Japanese bobtails are described as curious, lively and extremely playful cats. They prefer moving around rather than lap sitting, even if they are very attached to the person. If they are not given enough stimulation, heights and hiding places, they won't hesitate to create some themselves.

In addition to being active, they are also very communicative. They like to "talk" to people, and have developed a very varied vocal register that is pleasant to listen to.

Every cat has a unique personality, and there can be a great deal of variation within a single breed. For example, Japanese bobtails are known to get along well with children, dogs and other cats, but it is nevertheless vitally important to talk to the breeder or shelter owner before choosing your cat.

Japanese bobtail loses very little hair and is fairly low maintenance

Level of maintenance (grooming)

Like all breeds with little or no undercoat, the Japanese bobtail loses very little hair and is fairly low maintenance. Its silky coat is also less prone to forming knots, and weekly brushing is often enough.

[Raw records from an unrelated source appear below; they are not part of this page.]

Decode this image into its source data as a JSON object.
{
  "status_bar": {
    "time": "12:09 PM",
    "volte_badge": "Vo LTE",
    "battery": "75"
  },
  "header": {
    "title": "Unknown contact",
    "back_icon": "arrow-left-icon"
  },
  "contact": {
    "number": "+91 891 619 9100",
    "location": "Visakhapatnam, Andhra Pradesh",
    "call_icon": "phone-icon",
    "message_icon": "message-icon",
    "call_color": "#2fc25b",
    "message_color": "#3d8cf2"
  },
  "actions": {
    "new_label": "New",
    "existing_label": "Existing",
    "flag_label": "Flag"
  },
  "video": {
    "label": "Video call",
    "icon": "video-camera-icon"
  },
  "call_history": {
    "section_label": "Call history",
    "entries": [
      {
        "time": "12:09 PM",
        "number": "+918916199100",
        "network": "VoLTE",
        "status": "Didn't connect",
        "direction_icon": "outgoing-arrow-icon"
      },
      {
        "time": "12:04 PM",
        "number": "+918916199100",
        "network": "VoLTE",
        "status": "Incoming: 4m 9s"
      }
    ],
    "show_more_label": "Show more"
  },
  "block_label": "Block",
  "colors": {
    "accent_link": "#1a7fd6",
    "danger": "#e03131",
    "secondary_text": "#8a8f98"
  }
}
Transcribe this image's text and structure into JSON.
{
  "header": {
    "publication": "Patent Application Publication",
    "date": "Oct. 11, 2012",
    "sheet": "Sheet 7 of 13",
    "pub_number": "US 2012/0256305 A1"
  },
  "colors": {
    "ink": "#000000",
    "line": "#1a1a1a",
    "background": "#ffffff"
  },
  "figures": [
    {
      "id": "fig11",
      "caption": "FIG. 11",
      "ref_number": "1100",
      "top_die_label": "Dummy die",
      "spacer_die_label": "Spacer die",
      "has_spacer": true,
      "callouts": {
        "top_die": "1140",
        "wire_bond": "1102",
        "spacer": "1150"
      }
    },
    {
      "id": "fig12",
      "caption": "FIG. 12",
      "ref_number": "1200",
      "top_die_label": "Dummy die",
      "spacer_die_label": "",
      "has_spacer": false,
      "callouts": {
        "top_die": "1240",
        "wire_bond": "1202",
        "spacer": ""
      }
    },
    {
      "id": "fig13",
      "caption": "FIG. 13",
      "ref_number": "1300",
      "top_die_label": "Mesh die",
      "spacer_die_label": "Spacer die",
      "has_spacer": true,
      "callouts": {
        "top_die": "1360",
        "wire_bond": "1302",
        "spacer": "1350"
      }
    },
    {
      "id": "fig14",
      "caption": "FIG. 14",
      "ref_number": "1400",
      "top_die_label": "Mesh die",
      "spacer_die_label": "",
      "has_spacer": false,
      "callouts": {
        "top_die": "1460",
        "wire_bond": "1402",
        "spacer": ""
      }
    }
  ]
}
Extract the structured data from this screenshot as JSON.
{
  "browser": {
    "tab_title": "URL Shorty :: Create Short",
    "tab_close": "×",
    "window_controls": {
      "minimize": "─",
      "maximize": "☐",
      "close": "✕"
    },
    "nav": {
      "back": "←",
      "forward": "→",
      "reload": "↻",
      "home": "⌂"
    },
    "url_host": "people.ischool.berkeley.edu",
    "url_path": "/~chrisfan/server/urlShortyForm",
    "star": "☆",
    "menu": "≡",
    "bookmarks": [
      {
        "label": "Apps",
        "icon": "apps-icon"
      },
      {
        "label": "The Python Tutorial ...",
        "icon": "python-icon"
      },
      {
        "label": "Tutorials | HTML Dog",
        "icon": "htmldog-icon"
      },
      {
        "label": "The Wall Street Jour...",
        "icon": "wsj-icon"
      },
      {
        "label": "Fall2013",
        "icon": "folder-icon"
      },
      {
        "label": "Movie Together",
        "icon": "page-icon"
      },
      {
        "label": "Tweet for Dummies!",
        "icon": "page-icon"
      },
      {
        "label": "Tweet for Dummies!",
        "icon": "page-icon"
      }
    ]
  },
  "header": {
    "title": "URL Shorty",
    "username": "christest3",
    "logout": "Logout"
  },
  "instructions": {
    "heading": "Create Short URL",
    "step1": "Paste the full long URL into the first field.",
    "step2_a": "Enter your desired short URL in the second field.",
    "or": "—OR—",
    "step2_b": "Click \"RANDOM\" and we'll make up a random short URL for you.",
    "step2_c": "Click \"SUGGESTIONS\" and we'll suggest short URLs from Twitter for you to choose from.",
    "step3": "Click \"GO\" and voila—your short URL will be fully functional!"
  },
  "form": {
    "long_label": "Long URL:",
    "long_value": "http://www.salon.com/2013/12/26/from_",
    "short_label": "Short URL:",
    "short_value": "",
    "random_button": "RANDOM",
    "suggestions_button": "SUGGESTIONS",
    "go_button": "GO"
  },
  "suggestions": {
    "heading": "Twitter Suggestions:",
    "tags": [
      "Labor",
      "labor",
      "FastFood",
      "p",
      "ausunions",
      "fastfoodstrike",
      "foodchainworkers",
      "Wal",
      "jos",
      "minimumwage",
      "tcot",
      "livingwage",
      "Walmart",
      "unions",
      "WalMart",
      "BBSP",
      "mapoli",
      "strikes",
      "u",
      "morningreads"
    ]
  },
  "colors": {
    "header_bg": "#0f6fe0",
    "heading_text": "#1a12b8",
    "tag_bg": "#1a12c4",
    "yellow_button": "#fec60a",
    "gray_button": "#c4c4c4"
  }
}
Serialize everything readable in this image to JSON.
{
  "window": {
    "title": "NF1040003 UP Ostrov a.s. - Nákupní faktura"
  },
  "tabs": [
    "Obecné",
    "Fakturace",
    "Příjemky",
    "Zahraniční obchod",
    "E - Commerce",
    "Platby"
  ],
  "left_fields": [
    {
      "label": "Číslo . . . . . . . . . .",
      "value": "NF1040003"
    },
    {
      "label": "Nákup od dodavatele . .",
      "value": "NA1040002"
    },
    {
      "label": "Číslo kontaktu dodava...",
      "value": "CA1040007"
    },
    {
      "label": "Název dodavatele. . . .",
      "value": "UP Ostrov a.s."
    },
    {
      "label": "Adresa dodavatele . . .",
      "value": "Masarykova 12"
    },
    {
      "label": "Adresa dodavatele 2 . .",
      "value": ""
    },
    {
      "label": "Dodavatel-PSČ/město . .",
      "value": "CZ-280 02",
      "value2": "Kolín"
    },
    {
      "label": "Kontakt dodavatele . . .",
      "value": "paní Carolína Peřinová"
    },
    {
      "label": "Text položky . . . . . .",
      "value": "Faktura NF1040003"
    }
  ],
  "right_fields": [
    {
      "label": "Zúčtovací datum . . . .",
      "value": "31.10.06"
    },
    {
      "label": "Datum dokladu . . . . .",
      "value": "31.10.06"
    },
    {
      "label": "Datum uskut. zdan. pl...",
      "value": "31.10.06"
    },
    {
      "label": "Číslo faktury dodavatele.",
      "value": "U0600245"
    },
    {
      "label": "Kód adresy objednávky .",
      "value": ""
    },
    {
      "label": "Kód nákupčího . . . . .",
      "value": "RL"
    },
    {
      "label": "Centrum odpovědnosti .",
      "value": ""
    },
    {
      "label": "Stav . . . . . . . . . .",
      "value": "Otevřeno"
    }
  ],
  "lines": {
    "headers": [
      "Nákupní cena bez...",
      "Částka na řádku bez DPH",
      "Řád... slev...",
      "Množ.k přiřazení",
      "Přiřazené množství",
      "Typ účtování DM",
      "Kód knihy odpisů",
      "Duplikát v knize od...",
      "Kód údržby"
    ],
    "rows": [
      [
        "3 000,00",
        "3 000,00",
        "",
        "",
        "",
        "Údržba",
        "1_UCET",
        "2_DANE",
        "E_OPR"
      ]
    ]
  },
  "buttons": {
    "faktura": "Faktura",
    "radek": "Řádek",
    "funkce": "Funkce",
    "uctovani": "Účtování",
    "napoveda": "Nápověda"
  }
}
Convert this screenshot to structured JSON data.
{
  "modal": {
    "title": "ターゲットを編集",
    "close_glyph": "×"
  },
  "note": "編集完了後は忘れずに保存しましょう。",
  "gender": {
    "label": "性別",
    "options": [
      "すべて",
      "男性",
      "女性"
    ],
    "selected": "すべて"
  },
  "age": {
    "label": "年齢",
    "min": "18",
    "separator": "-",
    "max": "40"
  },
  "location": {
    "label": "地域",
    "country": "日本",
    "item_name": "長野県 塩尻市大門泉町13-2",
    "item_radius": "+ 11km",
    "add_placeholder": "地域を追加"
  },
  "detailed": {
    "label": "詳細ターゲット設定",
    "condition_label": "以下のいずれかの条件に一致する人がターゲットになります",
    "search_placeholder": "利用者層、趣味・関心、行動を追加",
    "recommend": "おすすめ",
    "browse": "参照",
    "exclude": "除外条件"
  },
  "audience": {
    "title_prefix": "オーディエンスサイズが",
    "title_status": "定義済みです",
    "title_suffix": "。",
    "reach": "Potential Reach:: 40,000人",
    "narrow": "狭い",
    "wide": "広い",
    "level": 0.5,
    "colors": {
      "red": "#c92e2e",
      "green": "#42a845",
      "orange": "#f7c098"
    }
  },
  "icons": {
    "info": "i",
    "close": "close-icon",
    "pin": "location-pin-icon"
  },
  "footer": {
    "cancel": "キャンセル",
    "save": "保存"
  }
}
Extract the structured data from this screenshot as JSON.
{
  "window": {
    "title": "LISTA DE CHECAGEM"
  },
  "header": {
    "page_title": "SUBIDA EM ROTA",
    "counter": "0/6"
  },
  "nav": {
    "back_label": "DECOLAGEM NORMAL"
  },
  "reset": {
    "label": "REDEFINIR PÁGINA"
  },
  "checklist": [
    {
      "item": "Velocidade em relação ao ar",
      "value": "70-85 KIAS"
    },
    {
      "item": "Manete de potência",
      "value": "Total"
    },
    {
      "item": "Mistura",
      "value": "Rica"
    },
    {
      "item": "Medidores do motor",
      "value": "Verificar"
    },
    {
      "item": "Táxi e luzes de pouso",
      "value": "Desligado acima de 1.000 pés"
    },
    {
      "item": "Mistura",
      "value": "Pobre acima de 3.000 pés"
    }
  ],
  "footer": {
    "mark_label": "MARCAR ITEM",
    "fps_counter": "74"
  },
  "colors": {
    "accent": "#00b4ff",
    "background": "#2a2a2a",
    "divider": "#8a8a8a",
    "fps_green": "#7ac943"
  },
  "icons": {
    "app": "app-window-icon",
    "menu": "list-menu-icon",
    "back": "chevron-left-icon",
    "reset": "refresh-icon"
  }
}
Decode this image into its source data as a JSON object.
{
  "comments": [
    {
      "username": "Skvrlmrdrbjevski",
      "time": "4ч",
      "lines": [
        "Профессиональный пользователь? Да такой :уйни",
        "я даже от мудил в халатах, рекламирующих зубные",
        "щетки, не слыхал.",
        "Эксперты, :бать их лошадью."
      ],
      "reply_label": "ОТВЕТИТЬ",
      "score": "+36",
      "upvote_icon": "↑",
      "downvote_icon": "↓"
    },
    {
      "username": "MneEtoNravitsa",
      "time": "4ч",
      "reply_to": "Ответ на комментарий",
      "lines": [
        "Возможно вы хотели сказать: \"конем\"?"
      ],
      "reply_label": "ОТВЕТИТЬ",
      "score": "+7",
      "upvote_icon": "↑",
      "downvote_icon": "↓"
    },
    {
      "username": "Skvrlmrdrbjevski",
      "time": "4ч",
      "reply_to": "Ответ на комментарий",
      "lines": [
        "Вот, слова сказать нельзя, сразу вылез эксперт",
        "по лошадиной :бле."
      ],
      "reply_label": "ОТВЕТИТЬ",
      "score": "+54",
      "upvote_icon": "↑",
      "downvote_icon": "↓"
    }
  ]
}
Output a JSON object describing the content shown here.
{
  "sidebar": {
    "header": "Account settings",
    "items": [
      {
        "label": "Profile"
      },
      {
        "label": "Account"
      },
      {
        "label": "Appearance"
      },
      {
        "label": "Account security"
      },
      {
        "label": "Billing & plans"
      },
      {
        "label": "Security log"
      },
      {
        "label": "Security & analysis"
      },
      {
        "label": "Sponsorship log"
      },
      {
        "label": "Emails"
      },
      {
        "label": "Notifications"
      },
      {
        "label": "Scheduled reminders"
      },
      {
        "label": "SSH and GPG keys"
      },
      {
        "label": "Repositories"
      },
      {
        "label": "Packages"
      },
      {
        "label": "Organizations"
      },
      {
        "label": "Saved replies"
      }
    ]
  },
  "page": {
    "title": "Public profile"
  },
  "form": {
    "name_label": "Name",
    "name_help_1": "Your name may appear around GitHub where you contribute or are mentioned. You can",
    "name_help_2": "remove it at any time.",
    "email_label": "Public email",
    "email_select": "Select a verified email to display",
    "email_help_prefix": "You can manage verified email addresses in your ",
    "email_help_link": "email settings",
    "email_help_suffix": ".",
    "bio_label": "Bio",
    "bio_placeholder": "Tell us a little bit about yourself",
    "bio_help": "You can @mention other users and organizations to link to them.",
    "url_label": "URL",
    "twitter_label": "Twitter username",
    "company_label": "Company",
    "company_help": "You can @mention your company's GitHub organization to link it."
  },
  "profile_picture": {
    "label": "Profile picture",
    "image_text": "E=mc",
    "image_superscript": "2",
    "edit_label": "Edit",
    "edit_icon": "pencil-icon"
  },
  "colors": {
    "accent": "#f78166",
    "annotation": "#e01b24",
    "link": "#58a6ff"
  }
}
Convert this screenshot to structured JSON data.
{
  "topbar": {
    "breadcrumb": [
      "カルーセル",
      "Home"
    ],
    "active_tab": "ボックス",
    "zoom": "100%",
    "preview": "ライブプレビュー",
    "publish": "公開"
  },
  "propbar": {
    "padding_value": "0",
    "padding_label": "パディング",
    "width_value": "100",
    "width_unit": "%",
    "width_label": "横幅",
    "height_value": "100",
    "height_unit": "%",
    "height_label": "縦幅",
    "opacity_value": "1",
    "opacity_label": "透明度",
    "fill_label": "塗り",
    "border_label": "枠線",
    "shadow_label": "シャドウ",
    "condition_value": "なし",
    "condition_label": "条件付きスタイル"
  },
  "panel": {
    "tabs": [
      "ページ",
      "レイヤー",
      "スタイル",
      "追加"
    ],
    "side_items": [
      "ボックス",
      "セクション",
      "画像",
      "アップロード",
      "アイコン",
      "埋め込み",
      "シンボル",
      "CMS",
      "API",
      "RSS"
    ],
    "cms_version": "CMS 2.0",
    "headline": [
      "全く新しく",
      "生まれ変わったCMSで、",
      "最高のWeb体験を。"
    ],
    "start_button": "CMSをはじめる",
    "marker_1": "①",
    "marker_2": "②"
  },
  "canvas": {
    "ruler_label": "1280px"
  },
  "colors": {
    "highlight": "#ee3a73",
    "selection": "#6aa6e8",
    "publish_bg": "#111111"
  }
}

As with all domestic cats, teeth and claws require regular maintenance. Ask your veterinary team what methods and products are most suitable for your cat.


The genetic mutation responsible for the bobtail's remarkable tail occurred spontaneously, and nobody knows exactly when or where. The first Japanese bobtails arrived in Japan more than 1,000 years ago, although it is suspected that the first pompom tail cat was born before that, somewhere in continental Asia, possibly in China or Korea.

There are many legends surrounding the first bobtails in the Land of the Rising Sun. According to one legend, Buddhist monks brought them to the island to protect rice paper parchment from vermin. Another legend tells of a Japanese emperor who was given the first real Japanese bobtails. The emperor was so fond of his cats that he considered them members of the court, with all the little attentions and benefits that such a position offered.

Origin of Japanese bobtail

Later on, in the 15th century, authorities declared a ban on feeding, selling and buying the cats. They regained their freedom for a specific purpose: controlling the rat population that threatened the nation's silkworm farms and rice paddies. The Japanese bobtail's gene probably spread throughout Japan at that time. Since the dominant gene is expressed as soon as it is present in the genome of a kitten, Japanese bobtails quickly became the street cats of Japan.

It wasn't until 1968 that the Japanese bobtail made its debut in the cat breed world. After importing a few specimens to the U.S, Americans Judy Crawford and Elizabeth Freret undertook to have the Japanese bobtail recognized by various cat breed associations.

Unusual facts

Japanese bobtails are always born with a tail, albeit small. Even the longest tails are always shorter than normal. The gene responsible is a dominant gene that is not related to any pathology of the spinal column.





For the well-being of your Japanese bobtail :